Your task is to filter the entries and copy every line containing the string "Ngày".

:::

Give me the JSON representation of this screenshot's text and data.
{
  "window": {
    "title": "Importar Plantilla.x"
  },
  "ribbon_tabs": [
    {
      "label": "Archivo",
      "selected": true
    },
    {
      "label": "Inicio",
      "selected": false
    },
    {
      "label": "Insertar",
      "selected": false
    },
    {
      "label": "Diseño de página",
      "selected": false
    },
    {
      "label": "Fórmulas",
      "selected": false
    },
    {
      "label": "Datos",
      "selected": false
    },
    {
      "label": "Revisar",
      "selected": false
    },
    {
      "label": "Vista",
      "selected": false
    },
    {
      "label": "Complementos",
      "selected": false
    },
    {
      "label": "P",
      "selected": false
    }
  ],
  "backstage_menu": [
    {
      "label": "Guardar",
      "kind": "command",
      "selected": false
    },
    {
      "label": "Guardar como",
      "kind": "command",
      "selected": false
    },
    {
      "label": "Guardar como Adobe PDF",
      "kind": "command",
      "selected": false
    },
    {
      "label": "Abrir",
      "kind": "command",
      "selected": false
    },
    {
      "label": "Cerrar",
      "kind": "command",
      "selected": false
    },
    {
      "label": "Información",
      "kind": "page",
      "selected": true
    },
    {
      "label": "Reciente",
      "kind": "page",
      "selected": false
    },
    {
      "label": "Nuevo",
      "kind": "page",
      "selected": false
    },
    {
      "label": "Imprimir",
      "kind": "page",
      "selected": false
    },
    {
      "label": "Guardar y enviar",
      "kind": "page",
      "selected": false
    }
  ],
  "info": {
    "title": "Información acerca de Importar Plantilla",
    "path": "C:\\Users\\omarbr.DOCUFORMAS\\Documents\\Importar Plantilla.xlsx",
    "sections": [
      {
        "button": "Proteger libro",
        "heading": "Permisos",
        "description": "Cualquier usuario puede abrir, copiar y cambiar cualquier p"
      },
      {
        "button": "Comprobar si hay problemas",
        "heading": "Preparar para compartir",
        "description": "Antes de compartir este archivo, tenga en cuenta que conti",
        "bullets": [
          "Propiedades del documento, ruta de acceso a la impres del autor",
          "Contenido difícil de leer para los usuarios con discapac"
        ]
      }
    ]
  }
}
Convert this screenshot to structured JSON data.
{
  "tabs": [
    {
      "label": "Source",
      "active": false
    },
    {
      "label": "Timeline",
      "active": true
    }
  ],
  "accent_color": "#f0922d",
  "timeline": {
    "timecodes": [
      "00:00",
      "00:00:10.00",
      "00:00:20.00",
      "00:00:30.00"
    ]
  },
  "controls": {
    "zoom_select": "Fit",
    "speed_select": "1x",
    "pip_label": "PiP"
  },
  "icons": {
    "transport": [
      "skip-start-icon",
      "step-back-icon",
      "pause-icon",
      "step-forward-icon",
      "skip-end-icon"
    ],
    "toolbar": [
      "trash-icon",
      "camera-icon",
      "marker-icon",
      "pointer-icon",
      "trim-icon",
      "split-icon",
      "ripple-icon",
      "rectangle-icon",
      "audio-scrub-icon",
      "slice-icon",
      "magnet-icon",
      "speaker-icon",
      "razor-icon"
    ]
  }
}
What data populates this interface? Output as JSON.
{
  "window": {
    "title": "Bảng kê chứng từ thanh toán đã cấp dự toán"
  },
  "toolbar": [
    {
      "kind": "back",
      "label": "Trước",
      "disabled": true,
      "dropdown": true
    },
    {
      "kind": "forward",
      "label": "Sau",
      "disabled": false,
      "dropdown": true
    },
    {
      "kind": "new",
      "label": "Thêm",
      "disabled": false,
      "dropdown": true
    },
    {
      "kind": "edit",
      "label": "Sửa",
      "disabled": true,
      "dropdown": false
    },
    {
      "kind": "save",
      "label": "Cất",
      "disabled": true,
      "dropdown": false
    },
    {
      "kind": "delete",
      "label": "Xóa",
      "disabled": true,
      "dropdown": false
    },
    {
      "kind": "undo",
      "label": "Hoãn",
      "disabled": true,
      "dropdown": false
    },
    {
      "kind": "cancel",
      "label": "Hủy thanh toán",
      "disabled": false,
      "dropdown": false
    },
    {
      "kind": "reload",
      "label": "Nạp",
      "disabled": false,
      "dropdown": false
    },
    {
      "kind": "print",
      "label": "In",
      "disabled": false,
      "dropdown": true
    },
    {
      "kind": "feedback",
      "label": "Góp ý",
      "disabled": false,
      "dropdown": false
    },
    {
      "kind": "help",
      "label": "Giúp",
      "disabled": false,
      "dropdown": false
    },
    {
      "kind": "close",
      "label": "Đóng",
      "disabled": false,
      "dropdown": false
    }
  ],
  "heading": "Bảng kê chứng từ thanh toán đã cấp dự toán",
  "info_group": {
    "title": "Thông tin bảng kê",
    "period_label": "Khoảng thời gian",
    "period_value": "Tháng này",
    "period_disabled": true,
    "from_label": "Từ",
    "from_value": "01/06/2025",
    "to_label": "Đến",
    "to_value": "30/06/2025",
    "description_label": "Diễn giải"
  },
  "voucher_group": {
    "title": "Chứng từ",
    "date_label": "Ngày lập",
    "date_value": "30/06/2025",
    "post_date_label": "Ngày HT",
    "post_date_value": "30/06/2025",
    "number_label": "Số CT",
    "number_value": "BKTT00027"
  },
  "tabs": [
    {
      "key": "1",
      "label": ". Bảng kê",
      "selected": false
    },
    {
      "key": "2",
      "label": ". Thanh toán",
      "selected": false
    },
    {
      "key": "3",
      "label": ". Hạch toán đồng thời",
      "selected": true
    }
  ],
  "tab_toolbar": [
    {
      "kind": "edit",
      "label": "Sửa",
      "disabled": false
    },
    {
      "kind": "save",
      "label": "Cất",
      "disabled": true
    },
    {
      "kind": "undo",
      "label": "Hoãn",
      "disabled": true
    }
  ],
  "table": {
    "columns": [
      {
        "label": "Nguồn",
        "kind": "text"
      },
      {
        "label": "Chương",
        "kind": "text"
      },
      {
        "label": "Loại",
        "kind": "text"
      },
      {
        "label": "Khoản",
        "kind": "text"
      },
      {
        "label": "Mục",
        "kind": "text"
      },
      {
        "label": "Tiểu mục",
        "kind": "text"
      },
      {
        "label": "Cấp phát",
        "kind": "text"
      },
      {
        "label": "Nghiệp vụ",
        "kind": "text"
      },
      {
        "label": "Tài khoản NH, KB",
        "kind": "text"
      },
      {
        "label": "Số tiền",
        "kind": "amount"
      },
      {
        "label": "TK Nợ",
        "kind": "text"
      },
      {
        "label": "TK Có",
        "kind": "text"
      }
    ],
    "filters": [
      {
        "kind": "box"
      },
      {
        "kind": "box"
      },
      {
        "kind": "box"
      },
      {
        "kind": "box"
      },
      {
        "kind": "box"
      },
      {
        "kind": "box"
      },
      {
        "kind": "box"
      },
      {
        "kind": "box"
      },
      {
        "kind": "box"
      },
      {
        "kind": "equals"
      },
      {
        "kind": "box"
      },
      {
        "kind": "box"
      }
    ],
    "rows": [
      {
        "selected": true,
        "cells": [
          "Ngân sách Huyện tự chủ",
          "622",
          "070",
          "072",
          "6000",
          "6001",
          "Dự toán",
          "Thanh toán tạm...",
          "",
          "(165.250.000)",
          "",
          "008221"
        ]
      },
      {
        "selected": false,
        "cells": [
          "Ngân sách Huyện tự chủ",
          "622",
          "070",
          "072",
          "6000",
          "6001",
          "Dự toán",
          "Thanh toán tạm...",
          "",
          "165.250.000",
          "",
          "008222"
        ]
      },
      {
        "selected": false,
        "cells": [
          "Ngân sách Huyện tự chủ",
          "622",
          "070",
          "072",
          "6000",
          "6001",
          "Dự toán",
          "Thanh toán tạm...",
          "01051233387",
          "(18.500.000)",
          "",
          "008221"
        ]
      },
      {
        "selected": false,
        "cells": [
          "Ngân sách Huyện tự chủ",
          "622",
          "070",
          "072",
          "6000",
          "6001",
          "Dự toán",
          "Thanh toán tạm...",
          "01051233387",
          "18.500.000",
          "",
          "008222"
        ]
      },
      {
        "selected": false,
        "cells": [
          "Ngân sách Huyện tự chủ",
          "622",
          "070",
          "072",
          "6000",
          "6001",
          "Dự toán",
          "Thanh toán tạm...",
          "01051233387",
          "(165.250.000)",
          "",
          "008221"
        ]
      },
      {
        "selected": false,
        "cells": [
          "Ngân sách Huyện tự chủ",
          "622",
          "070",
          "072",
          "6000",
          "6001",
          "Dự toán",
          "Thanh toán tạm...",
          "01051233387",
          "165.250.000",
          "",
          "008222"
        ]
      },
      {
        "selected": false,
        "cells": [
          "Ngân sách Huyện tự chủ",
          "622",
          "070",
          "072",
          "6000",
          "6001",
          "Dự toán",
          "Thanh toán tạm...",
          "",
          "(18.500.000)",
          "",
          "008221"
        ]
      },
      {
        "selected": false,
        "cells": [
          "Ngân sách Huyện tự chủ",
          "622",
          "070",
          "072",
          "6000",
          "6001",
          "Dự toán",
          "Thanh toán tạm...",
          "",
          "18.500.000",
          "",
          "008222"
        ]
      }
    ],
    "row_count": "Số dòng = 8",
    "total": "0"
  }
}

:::

__Exercise response__.
    "date_label": "Ngày lập",
    "post_date_label": "Ngày HT",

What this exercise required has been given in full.